#### Task description:
Among the entries below, find the lines with the word "source" and copy them.

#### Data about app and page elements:

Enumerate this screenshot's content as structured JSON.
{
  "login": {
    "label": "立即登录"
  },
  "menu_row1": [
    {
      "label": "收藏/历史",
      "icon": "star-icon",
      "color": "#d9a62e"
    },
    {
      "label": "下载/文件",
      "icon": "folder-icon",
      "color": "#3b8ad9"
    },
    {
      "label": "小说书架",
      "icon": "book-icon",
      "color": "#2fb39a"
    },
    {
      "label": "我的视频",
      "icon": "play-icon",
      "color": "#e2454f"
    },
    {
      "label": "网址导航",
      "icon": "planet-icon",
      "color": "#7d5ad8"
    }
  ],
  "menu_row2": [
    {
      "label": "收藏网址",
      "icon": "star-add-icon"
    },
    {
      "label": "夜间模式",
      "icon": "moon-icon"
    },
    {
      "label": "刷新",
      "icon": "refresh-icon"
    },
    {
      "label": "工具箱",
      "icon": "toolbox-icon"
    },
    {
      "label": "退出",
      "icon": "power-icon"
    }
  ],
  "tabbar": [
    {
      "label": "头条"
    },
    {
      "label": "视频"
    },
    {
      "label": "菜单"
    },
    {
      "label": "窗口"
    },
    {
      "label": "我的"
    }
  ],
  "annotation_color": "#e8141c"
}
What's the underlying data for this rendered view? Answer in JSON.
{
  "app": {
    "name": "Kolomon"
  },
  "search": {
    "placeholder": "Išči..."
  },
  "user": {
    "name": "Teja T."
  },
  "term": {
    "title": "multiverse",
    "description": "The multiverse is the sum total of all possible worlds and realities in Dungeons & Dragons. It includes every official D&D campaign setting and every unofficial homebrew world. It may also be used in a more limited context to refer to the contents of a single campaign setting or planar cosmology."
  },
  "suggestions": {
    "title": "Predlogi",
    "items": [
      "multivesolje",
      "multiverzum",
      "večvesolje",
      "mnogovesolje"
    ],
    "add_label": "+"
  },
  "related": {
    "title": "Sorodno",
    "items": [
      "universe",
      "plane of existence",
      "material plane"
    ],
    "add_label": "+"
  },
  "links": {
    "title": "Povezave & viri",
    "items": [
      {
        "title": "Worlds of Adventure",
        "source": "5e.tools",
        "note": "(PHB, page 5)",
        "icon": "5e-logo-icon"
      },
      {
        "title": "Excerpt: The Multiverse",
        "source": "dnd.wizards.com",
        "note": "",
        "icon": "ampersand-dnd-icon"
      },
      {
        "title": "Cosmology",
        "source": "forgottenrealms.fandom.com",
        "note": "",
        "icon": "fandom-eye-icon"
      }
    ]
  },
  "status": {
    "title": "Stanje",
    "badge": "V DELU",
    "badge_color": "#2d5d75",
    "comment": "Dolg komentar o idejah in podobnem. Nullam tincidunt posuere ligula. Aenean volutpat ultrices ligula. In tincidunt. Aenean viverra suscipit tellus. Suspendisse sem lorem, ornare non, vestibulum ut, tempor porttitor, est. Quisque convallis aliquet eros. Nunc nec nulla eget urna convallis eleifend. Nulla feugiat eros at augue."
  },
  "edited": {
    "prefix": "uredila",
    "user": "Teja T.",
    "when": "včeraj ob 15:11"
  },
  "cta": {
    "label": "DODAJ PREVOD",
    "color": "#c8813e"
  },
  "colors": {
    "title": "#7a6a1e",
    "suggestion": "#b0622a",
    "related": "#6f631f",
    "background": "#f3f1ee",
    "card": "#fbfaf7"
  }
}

#### Worked solution:
        "source": "5e.tools",
        "source": "dnd.wizards.com",
        "source": "forgottenrealms.fandom.com",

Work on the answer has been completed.